▼
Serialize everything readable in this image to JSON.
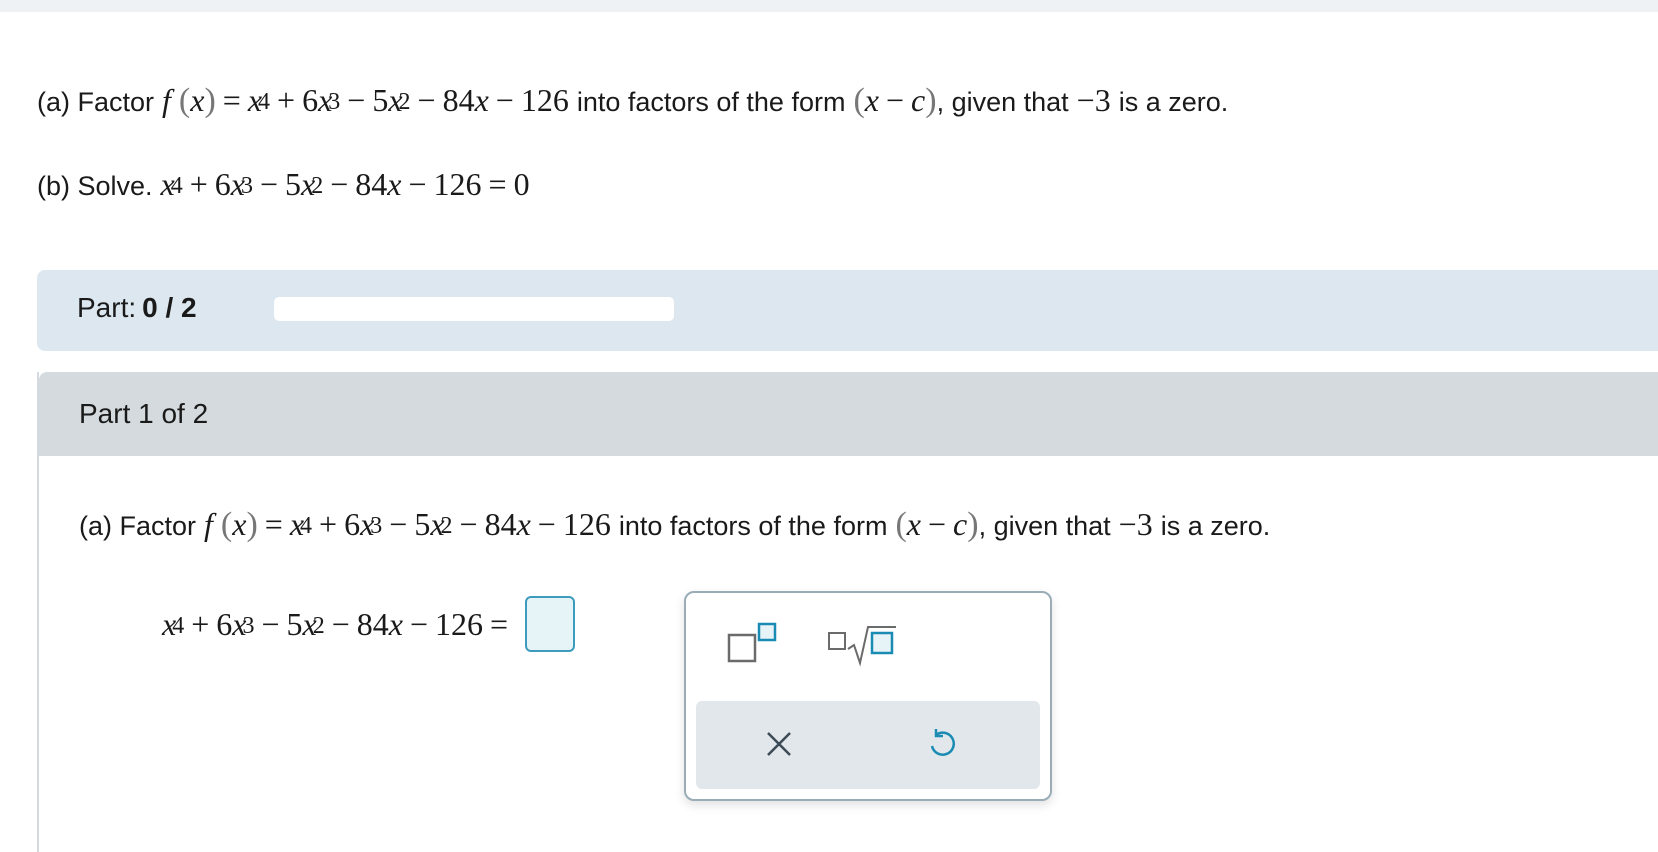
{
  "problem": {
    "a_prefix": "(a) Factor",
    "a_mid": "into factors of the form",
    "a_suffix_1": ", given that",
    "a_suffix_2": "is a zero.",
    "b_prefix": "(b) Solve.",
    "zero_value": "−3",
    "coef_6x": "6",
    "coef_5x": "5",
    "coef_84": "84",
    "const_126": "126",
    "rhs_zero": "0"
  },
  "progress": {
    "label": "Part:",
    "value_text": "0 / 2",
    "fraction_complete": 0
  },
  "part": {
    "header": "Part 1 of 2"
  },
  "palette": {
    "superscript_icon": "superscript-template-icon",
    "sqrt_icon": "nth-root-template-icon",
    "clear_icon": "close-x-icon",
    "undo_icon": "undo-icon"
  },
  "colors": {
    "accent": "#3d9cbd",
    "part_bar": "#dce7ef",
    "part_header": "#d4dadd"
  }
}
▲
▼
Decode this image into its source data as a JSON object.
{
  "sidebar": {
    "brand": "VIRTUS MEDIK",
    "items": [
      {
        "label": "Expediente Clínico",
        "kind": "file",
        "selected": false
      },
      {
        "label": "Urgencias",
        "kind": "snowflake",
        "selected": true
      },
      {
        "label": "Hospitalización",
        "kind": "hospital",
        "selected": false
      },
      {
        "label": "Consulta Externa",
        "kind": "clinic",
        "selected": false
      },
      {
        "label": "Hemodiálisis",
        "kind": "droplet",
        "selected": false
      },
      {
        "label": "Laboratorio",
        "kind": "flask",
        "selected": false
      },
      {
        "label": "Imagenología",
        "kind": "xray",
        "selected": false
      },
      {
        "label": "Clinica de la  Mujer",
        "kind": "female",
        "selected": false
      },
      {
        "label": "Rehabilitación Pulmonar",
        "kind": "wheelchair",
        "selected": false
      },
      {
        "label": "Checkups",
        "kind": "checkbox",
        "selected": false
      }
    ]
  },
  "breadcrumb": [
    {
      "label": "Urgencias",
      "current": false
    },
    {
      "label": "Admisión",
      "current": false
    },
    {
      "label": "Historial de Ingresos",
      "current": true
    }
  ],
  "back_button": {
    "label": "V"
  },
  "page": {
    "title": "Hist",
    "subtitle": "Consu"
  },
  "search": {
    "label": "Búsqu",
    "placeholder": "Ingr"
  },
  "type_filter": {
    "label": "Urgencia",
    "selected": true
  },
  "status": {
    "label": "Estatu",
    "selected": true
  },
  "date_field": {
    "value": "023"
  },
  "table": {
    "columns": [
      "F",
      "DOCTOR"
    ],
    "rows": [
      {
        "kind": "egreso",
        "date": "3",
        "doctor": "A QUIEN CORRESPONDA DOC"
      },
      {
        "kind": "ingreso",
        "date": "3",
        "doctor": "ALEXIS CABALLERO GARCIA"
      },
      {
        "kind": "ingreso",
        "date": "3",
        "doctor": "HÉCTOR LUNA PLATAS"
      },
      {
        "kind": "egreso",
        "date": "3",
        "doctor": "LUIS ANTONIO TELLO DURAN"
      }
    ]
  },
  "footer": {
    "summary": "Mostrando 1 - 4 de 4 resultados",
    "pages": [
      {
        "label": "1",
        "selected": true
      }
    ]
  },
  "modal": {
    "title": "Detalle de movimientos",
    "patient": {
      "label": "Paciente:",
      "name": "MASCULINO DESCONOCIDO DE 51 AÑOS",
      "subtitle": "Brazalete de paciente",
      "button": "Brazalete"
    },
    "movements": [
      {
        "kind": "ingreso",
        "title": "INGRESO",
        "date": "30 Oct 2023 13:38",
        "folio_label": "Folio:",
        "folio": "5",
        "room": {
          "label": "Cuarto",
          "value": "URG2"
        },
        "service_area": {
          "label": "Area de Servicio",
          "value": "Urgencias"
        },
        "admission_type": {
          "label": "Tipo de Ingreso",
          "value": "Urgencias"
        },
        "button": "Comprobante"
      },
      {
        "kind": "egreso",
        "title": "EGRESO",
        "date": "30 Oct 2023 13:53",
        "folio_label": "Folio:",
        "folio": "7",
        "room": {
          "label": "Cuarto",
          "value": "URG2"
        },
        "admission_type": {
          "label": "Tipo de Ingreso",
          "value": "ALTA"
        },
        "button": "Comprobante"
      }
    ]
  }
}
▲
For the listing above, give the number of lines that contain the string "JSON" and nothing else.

2